(Dataset rows describing interfaces)
-.-.-

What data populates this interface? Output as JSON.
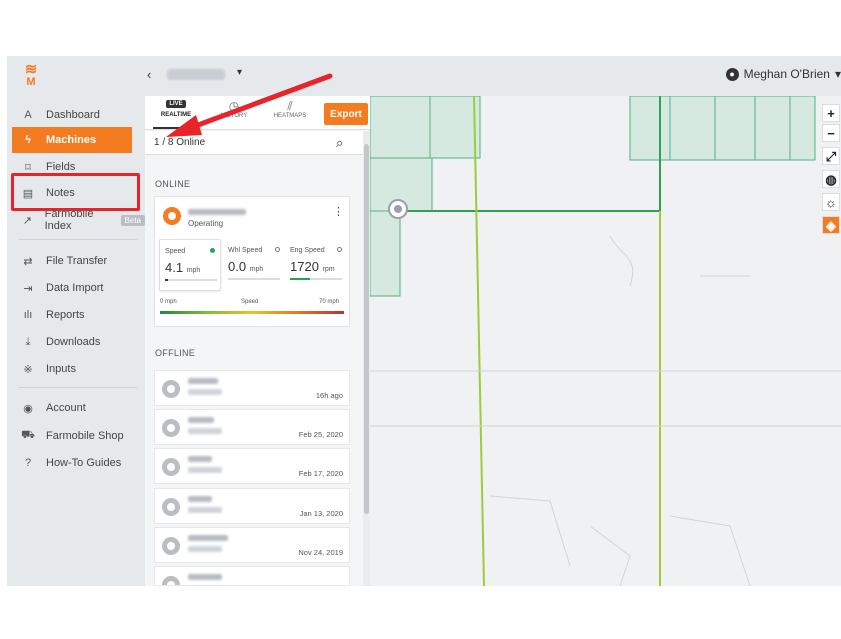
{
  "user": {
    "name": "Meghan O'Brien",
    "caret": "▾"
  },
  "topbar": {
    "back": "‹",
    "farm_caret": "▾"
  },
  "logo": {
    "letter": "M",
    "wifi": "≋"
  },
  "sidebar": {
    "items": [
      {
        "icon": "A",
        "label": "Dashboard"
      },
      {
        "icon": "ϟ",
        "label": "Machines"
      },
      {
        "icon": "⌑",
        "label": "Fields"
      },
      {
        "icon": "▤",
        "label": "Notes"
      },
      {
        "icon": "↗",
        "label": "Farmobile Index",
        "badge": "Beta"
      },
      {
        "icon": "⇄",
        "label": "File Transfer"
      },
      {
        "icon": "⇥",
        "label": "Data Import"
      },
      {
        "icon": "ılı",
        "label": "Reports"
      },
      {
        "icon": "⤓",
        "label": "Downloads"
      },
      {
        "icon": "※",
        "label": "Inputs"
      },
      {
        "icon": "◉",
        "label": "Account"
      },
      {
        "icon": "⛟",
        "label": "Farmobile Shop"
      },
      {
        "icon": "?",
        "label": "How-To Guides"
      }
    ]
  },
  "panel": {
    "tabs": {
      "live_badge": "LIVE",
      "realtime": "REALTIME",
      "history": "HISTORY",
      "heatmaps": "HEATMAPS"
    },
    "export": "Export",
    "online_count": "1 / 8 Online",
    "online_header": "ONLINE",
    "offline_header": "OFFLINE",
    "online_machine": {
      "status": "Operating",
      "stats": [
        {
          "label": "Speed",
          "value": "4.1",
          "unit": "mph",
          "fill": 0.06
        },
        {
          "label": "Whl Speed",
          "value": "0.0",
          "unit": "mph",
          "fill": 0
        },
        {
          "label": "Eng Speed",
          "value": "1720",
          "unit": "rpm",
          "fill": 0.38
        }
      ],
      "range": {
        "min": "0 mph",
        "label": "Speed",
        "max": "70 mph"
      }
    },
    "offline": [
      {
        "time": "16h ago"
      },
      {
        "time": "Feb 25, 2020"
      },
      {
        "time": "Feb 17, 2020"
      },
      {
        "time": "Jan 13, 2020"
      },
      {
        "time": "Nov 24, 2019"
      }
    ]
  },
  "map_controls": {
    "zoom_in": "+",
    "zoom_out": "−",
    "fullscreen": "⤢",
    "globe": "◍",
    "sun": "☼",
    "layers": "◈"
  },
  "colors": {
    "accent": "#f47c20",
    "highlight": "#e8232a",
    "field": "#d6e9e1",
    "road": "#9ccc3a"
  }
}
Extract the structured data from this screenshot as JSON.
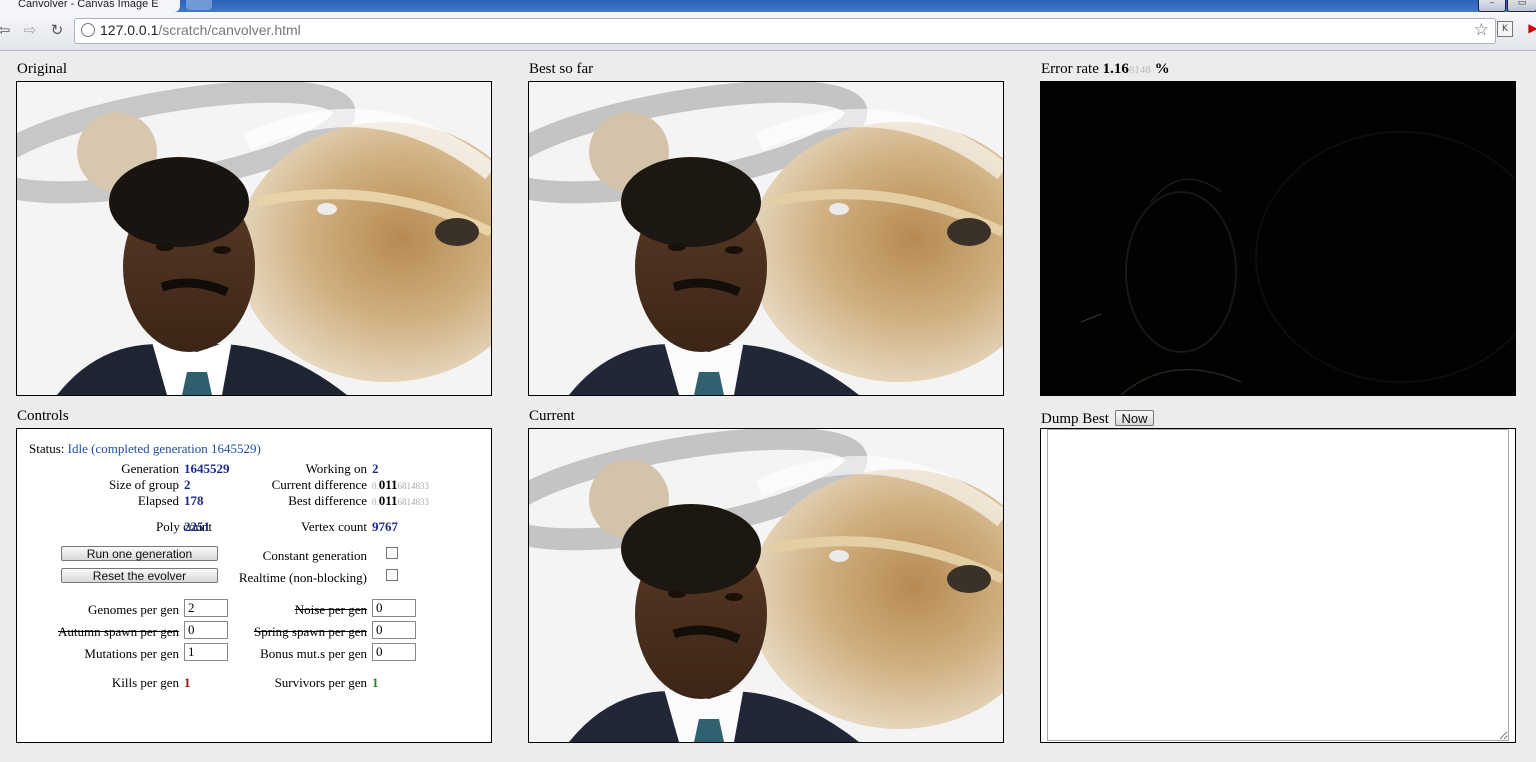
{
  "browser": {
    "tab_title": "Canvolver - Canvas Image E",
    "url_host": "127.0.0.1",
    "url_path": "/scratch/canvolver.html",
    "back_icon": "back-arrow-icon",
    "forward_icon": "forward-arrow-icon",
    "reload_icon": "reload-icon",
    "bookmark_icon": "star-icon",
    "extension_label": "K"
  },
  "panels": {
    "original": "Original",
    "best": "Best so far",
    "error_prefix": "Error rate ",
    "error_big": "1.16",
    "error_small": "8148",
    "error_suffix": " %",
    "controls": "Controls",
    "current": "Current",
    "dump_label": "Dump Best",
    "dump_button": "Now"
  },
  "controls": {
    "status_label": "Status: ",
    "status_value": "Idle (completed generation 1645529)",
    "generation_label": "Generation",
    "generation_value": "1645529",
    "group_label": "Size of group",
    "group_value": "2",
    "elapsed_label": "Elapsed",
    "elapsed_value": "178",
    "working_label": "Working on",
    "working_value": "2",
    "current_diff_label": "Current difference",
    "current_diff_lead": "0.",
    "current_diff_main": "011",
    "current_diff_tail": "6814833",
    "best_diff_label": "Best difference",
    "best_diff_lead": "0.",
    "best_diff_main": "011",
    "best_diff_tail": "6814833",
    "poly_label": "Poly count",
    "poly_value": "2251",
    "vertex_label": "Vertex count",
    "vertex_value": "9767",
    "run_button": "Run one generation",
    "reset_button": "Reset the evolver",
    "constant_label": "Constant generation",
    "realtime_label": "Realtime (non-blocking)",
    "genomes_label": "Genomes per gen",
    "genomes_value": "2",
    "autumn_label": "Autumn spawn per gen",
    "autumn_value": "0",
    "mutations_label": "Mutations per gen",
    "mutations_value": "1",
    "noise_label": "Noise per gen",
    "noise_value": "0",
    "spring_label": "Spring spawn per gen",
    "spring_value": "0",
    "bonus_label": "Bonus mut.s per gen",
    "bonus_value": "0",
    "kills_label": "Kills per gen",
    "kills_value": "1",
    "survivors_label": "Survivors per gen",
    "survivors_value": "1",
    "constant_checked": false,
    "realtime_checked": false
  },
  "colors": {
    "value_blue": "#1b2a8a",
    "status_blue": "#1d4fa3",
    "kills_red": "#a01010",
    "survivors_green": "#1b8a1b"
  }
}
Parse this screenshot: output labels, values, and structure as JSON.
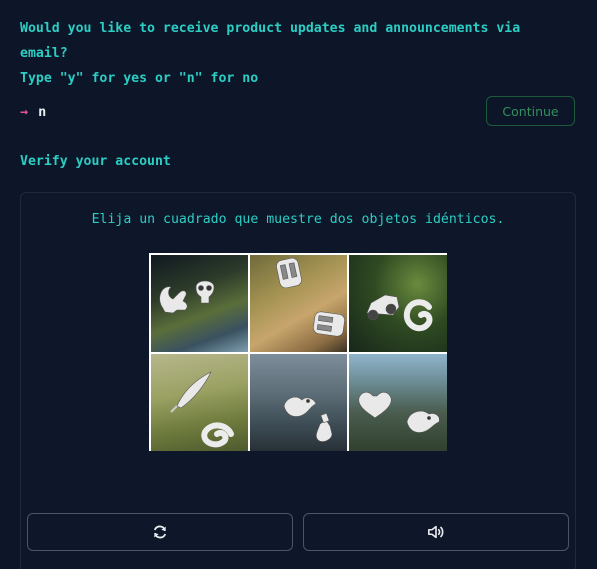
{
  "prompt": {
    "question_line1": "Would you like to receive product updates and announcements via",
    "question_line2": "email?",
    "question_line3": "Type \"y\" for yes or \"n\" for no",
    "arrow": "→",
    "answer": "n"
  },
  "continue_button": {
    "label": "Continue"
  },
  "verify": {
    "heading": "Verify your account"
  },
  "captcha": {
    "instruction": "Elija un cuadrado que muestre dos objetos idénticos.",
    "tiles": [
      {
        "icons": [
          "squirrel-icon",
          "skull-icon"
        ]
      },
      {
        "icons": [
          "astronaut-icon",
          "astronaut-icon"
        ]
      },
      {
        "icons": [
          "car-icon",
          "spiral-shell-icon"
        ]
      },
      {
        "icons": [
          "feather-icon",
          "spiral-shell-icon"
        ]
      },
      {
        "icons": [
          "bird-icon",
          "bottle-icon"
        ]
      },
      {
        "icons": [
          "heart-icon",
          "bird-icon"
        ]
      }
    ],
    "refresh_icon": "refresh-icon",
    "audio_icon": "speaker-icon"
  },
  "colors": {
    "background": "#0d1629",
    "accent": "#2ccec4",
    "arrow": "#e8508f",
    "continue": "#33905c"
  }
}
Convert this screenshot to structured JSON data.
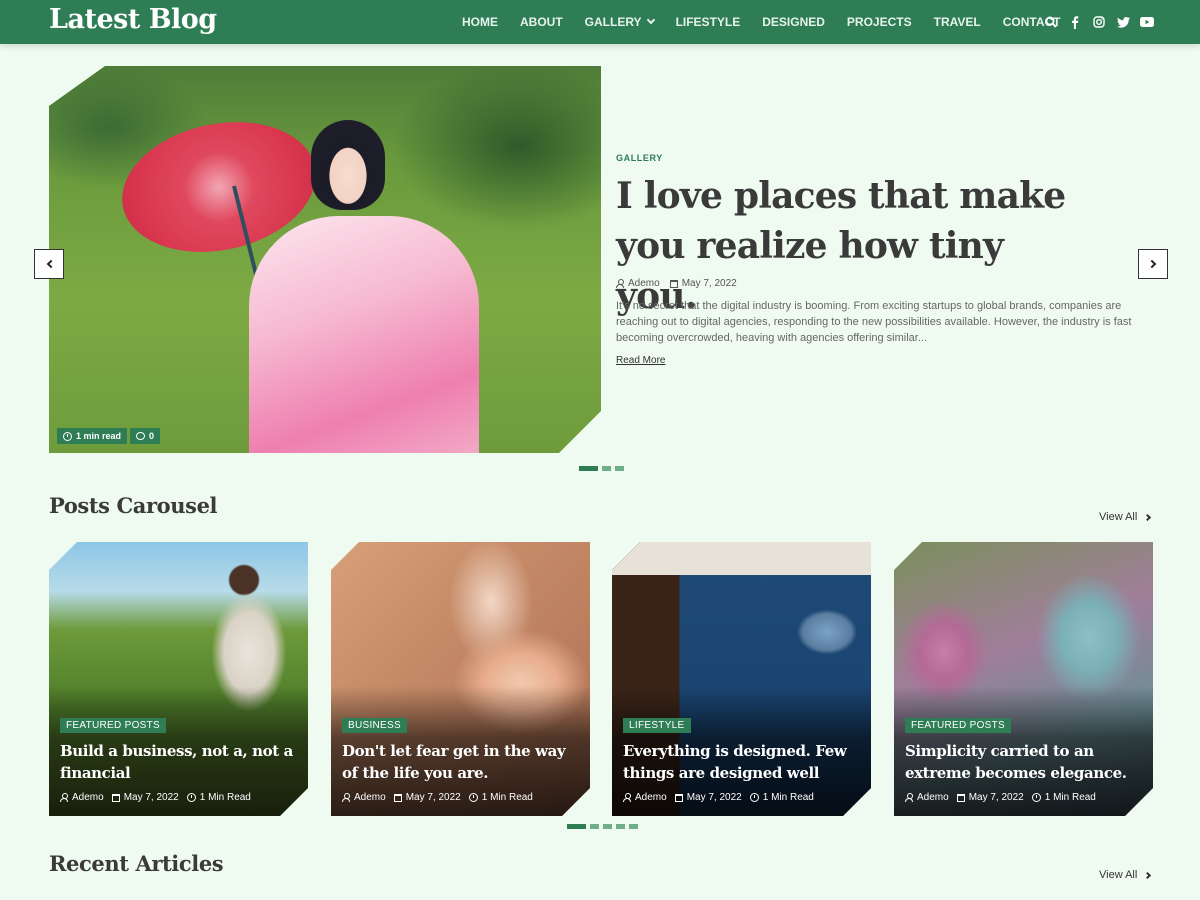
{
  "brand": {
    "logo": "Latest Blog",
    "accent": "#2e7d55",
    "background": "#effbf0"
  },
  "nav": {
    "items": [
      {
        "label": "HOME"
      },
      {
        "label": "ABOUT"
      },
      {
        "label": "GALLERY",
        "has_dropdown": true
      },
      {
        "label": "LIFESTYLE"
      },
      {
        "label": "DESIGNED"
      },
      {
        "label": "PROJECTS"
      },
      {
        "label": "TRAVEL"
      },
      {
        "label": "CONTACT"
      }
    ],
    "icons": [
      "search-icon",
      "facebook-icon",
      "instagram-icon",
      "twitter-icon",
      "youtube-icon"
    ]
  },
  "hero": {
    "category": "GALLERY",
    "title": "I love places that make you realize how tiny you.",
    "author": "Ademo",
    "date": "May 7, 2022",
    "excerpt": "It's no secret that the digital industry is booming. From exciting startups to global brands, companies are reaching out to digital agencies, responding to the new possibilities available. However, the industry is fast becoming overcrowded, heaving with agencies offering similar...",
    "read_more": "Read More",
    "read_time": "1 min read",
    "comments": "0",
    "slide_count": 3,
    "active_slide": 1
  },
  "carousel": {
    "title": "Posts Carousel",
    "view_all": "View All",
    "slide_count": 5,
    "active_slide": 1,
    "cards": [
      {
        "category": "FEATURED POSTS",
        "title": "Build a business, not a, not a financial",
        "author": "Ademo",
        "date": "May 7, 2022",
        "read_time": "1 Min Read"
      },
      {
        "category": "BUSINESS",
        "title": "Don't let fear get in the way of the life you are.",
        "author": "Ademo",
        "date": "May 7, 2022",
        "read_time": "1 Min Read"
      },
      {
        "category": "LIFESTYLE",
        "title": "Everything is designed. Few things are designed well",
        "author": "Ademo",
        "date": "May 7, 2022",
        "read_time": "1 Min Read"
      },
      {
        "category": "FEATURED POSTS",
        "title": "Simplicity carried to an extreme becomes elegance.",
        "author": "Ademo",
        "date": "May 7, 2022",
        "read_time": "1 Min Read"
      }
    ]
  },
  "recent": {
    "title": "Recent Articles",
    "view_all": "View All"
  }
}
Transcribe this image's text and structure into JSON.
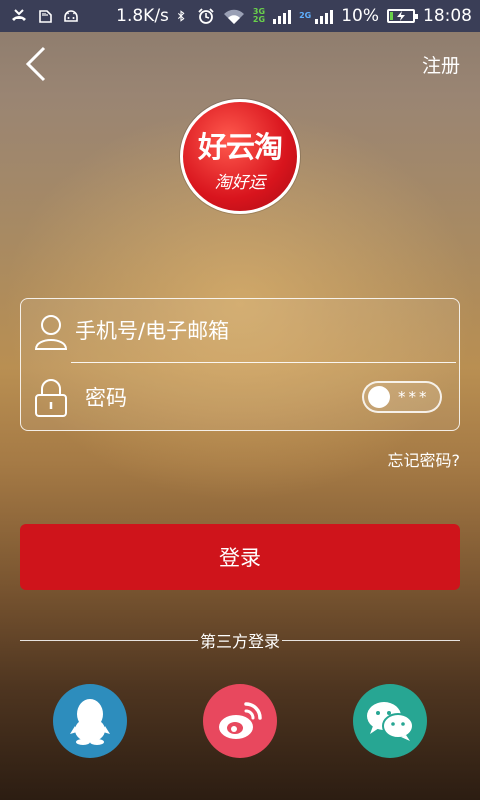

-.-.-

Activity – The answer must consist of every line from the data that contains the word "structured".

The answer –
Extract the structured data from this screenshot as JSON.
Convert this screenshot to structured JSON data.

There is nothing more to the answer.